KFC Urges Customers to Eat Chicken to Remember Nazi Kristallnacht

KFC Germany reportedly pushed out a notification on Wednesday urging customers to "treat themselves" at the fried chicken chain in commemoration of Kristallnacht, a message the company later said was an error.

An English translation of the notification, in part, read: "Commemoration of the Reichspogromnacht," which is the German name for Kristallnacht, The Jerusalem Post reported.

"Treat yourself to more tender cheese with the crispy chicken.

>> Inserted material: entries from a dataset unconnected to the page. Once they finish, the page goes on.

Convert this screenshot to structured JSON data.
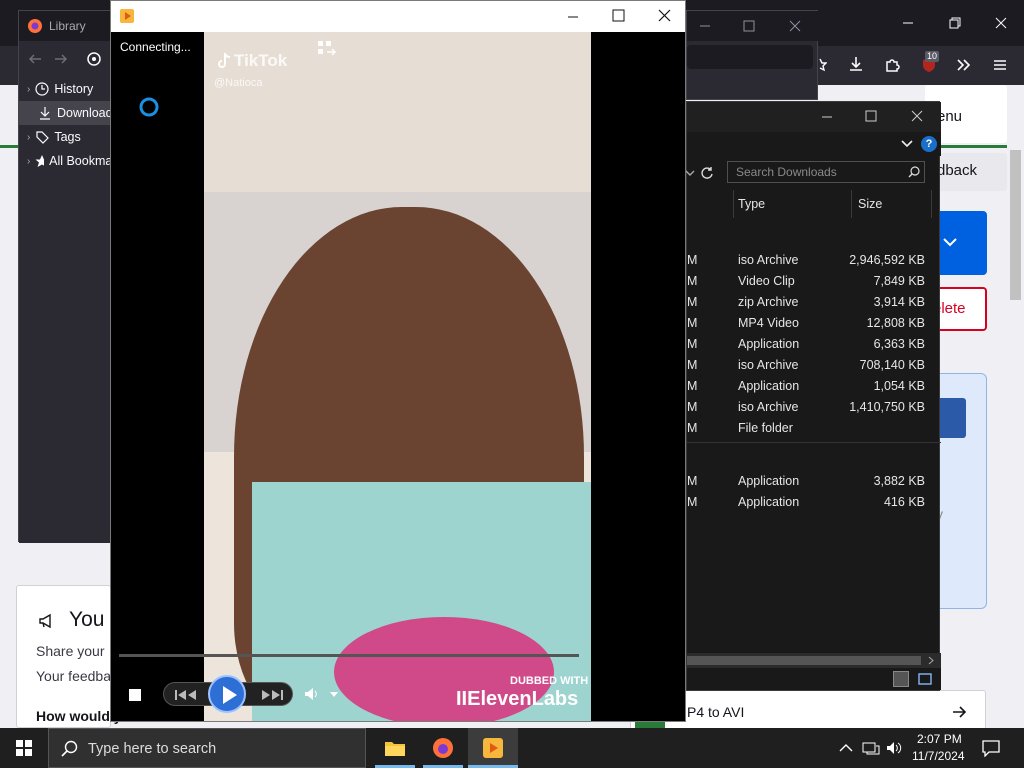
{
  "browser": {
    "content": {
      "card_header_partial": "enu",
      "feedback_partial": "dback",
      "delete_partial": "elete",
      "faded_partial": "y",
      "convert_partial": "P4 to AVI",
      "section_title_partial": "You",
      "share_line": "Share your",
      "feedback_line": "Your feedba",
      "question_line": "How would you r"
    }
  },
  "library": {
    "title": "Library",
    "tree": [
      {
        "label": "History",
        "icon": "clock-icon"
      },
      {
        "label": "Downloads",
        "icon": "download-icon"
      },
      {
        "label": "Tags",
        "icon": "tag-icon"
      },
      {
        "label": "All Bookmarks",
        "icon": "star-icon"
      }
    ]
  },
  "explorer": {
    "search_placeholder": "Search Downloads",
    "columns": {
      "type": "Type",
      "size": "Size"
    },
    "rows": [
      {
        "date_partial": "M",
        "type": "iso Archive",
        "size": "2,946,592 KB"
      },
      {
        "date_partial": "M",
        "type": "Video Clip",
        "size": "7,849 KB"
      },
      {
        "date_partial": "M",
        "type": "zip Archive",
        "size": "3,914 KB"
      },
      {
        "date_partial": "M",
        "type": "MP4 Video",
        "size": "12,808 KB"
      },
      {
        "date_partial": "M",
        "type": "Application",
        "size": "6,363 KB"
      },
      {
        "date_partial": "M",
        "type": "iso Archive",
        "size": "708,140 KB"
      },
      {
        "date_partial": "M",
        "type": "Application",
        "size": "1,054 KB"
      },
      {
        "date_partial": "M",
        "type": "iso Archive",
        "size": "1,410,750 KB"
      },
      {
        "date_partial": "M",
        "type": "File folder",
        "size": ""
      },
      {
        "date_partial": "M",
        "type": "Application",
        "size": "3,882 KB"
      },
      {
        "date_partial": "M",
        "type": "Application",
        "size": "416 KB"
      }
    ]
  },
  "player": {
    "status": "Connecting...",
    "overlay": {
      "tiktok": "TikTok",
      "handle": "@Natioca",
      "dubbed": "DUBBED WITH",
      "brand": "IIElevenLabs"
    },
    "colors": {
      "spinner": "#1a8fe3",
      "play": "#2e6fd6"
    }
  },
  "taskbar": {
    "search_placeholder": "Type here to search",
    "time": "2:07 PM",
    "date": "11/7/2024",
    "badge": "10"
  }
}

Now at KFCheese!" it added.

The Nazi-orchestrated Kristallnacht, or the "Night of Broken Glass," was a wave of violent attacks against Jewish people throughout Germany and Austria across November 9 and 10 in 1938, according to the Anti-Defamation League (ADL). Jewish people, businesses, homes, houses of worship, schools and cemeteries were attacked, vandalized and desecrated during the pogroms, which are defined as organized massacres of a particular ethnic group.

Nearly 100 Jews were killed and many more were injured during Kristallnacht, while more than 7,000 Jewish businesses and hundreds of synagogues were destroyed, according to the ADL. Additionally, 30,000 Jews were arrested and sent to concentration camps.

KFC Slammed For Notification
The KFC logo is illuminated outside a branch of the fast food outlet KFC on August 28, in Glastonbury, England. KFC Germany reportedly pushed out a notification on Wednesday urging customers to "treat themselves" at the fried chicken chain in commemoration of Kristallnacht, a message the company later said was an error. Matt Cardy/Getty Images

Dalia Grinfeld, the ADL's associate director of European affairs, shared a screenshot of the notification on Twitter Wednesday and criticized the company for the message.

About an hour after the initial notification was sent out, KFC issued another apologizing for what it described as a system lapse, the Post reported.

"Due to an error in our system, we sent an incorrect and inappropriate message through our app," it read. "We are very sorry about this, we will check our internal processes immediately so that this does not happen [again]. Please excuse this error."

KFC Germany told Newsweek in an additional statement that an "automated push notification was accidentally issued to KFC app users in Germany that contained an obviously unplanned, insensitive and unacceptable message and for this we sincerely apologize."

"We use a semi-automated content creation process linked to calendars that include national observances," the statement added. "In this instance, our internal review process was not properly followed, resulting in a non-approved notification being shared. We have suspended app communications while we examine our current process to ensure such an issue does not occur again. We understand and respect the gravity and history of this day, and remain committed to equity, inclusion and belonging for all."

The incident came as several high-profile figures have faced a public reckoning for language and actions condemned as antisemitic. Kanye West, who legally changed his name to Ye last year, sparked intense criticism last month when tweeting that he would go "death con 3 On JEWISH PEOPLE."

Several companies cut ties with the rapper in light of the controversy, and he was temporarily locked out of his Twitter account.

NBA player Kyrie Irving also came under scrutiny late last month for posting a link on social media to a documentary that critics have said includes antisemitic tropes. Irving was suspended by the Brooklyn Nets last week for at least five games after he declined to say that he had no antisemitic views. After the suspension, he released a statement on Instagram Thursday apologizing for his "failure to disavow antisemitism."

"To All Jewish families and Communities that are hurt and affected from my post, I am deeply sorry to have caused you pain, and I apologize," he said.

Update 11/9/22, 4:45 p.m. ET: This story has been updated with a statement from KFC Germany.